So maybe floating cars aren’t today’s reality. Maybe our world is not being run by robots. Though you have to admit, Google’s self-driving cars are pretty close.
If you’ve been a longtime Mountain View resident, you’ve probably noticed the exponential growth in traffic recently. With more residents, we have more cars, and more people on the road, making it take longer to drive from point A to point B. To solve this issue of traffic and time, two California companies are investing in futuristic public transportation that will save time, save energy, and change the face of transportation.
SkyTran has been working under NASA at Moffett Field to build a suspended monorail that lifts passengers several meters above the ground. The two-passenger vehicles operate on a grid, and they're programmed with your destination to take you along the fastest route, without ever having to stop like most trains do.
Though not implemented as mass transit quite yet, SkyTran is already boasting all its wonderful features: for one, it will have practically zero emissions and run on renewable energy! It also promises zero traffic, it can forever expand as the “grid” grows, and it’s incredibly safe and fast (although there are no indications of just how fast quite yet). What’s the downside? Well, we would have suspended vehicles taking up our precious skyline, but hey, maybe that’s something we can accept in the near future.
Hyperloop One is proposing a way to travel distances of hundreds of miles in a matter of minutes. Thanks to a vacuum technology, small pods carrying 6-100 people will travel through tubes that use a “custom electric motor to accelerate and decelerate a levitated pod through a low pressure tube,” according to their website.
You may have heard Elon Musk is behind this, but in fact, his company SpaceX is simply open-sourcing third party companies and challenging them to design a hyperloop. Hyperloop’s big claim is that you don’t just save money (it would cost just the same as a bus fare), but you save perhaps the most valuable thing of all: time. If implemented properly, Hyperloop One could begin transporting passengers in 2021, just a mere 5 years away. Could you imagine a future where it would take less than an hour to travel from San Francisco to LA?
The advantages to a successful Hyperloop would include energy efficiency, a reduced environmental footprint, reduced traffic, saved money, and of course, saved time. It does have its downsides, namely being the fact that some of this technology sounds unfeasible (and nonexistent) to several scientists. But nevertheless, this is the future we are talking about!

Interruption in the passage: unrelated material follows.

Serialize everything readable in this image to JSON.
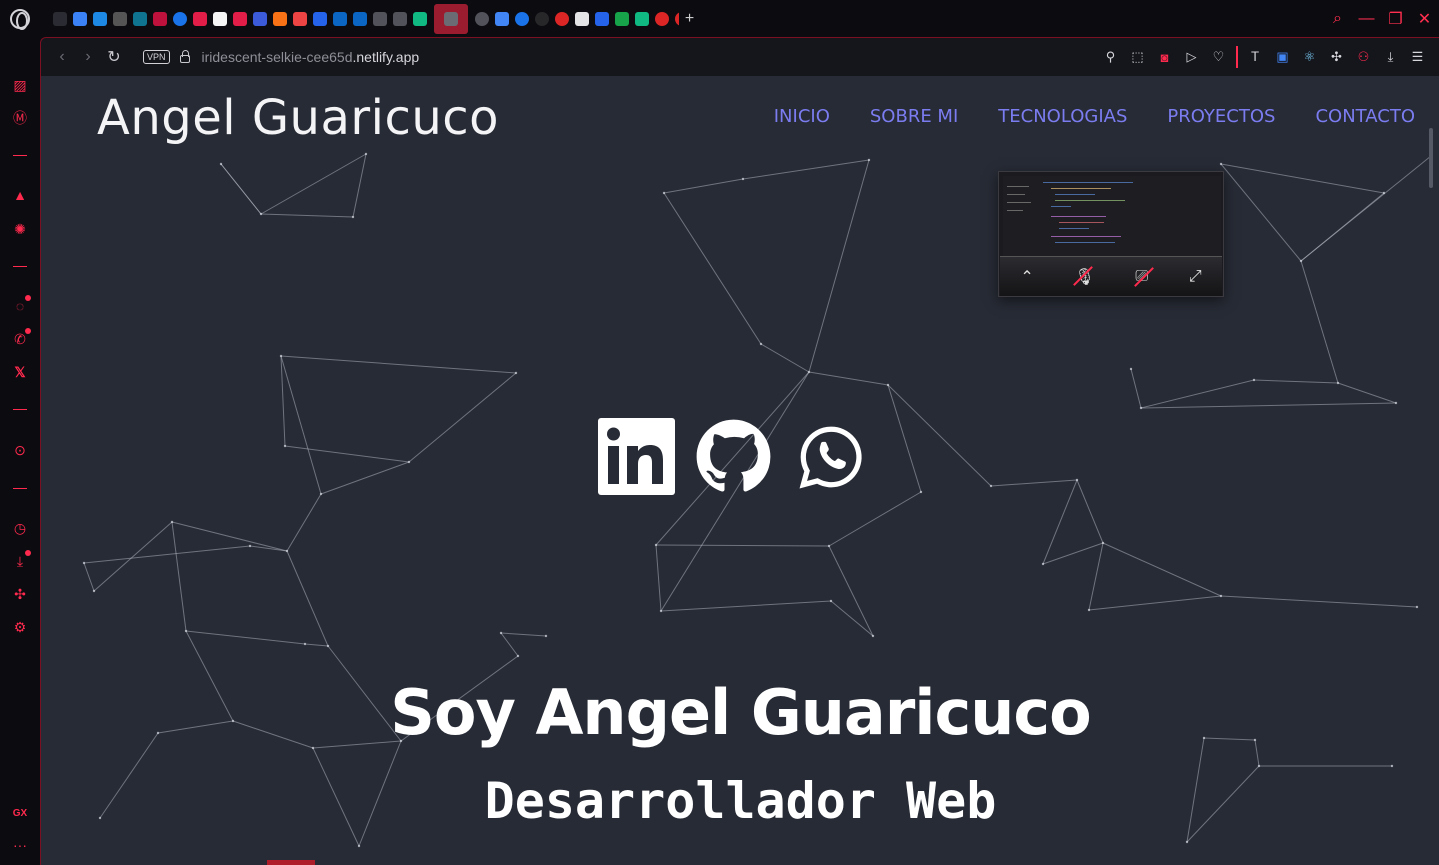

So what do you think is going to be our primary mode of transit five, ten, twenty years from now? Will it be self-driving cars that populate the roadways, will Teslas take up our household garages, or will it be innovative mass transit solutions like SkyTran and Hyperloop?
Post by Katia G., Homework Assistant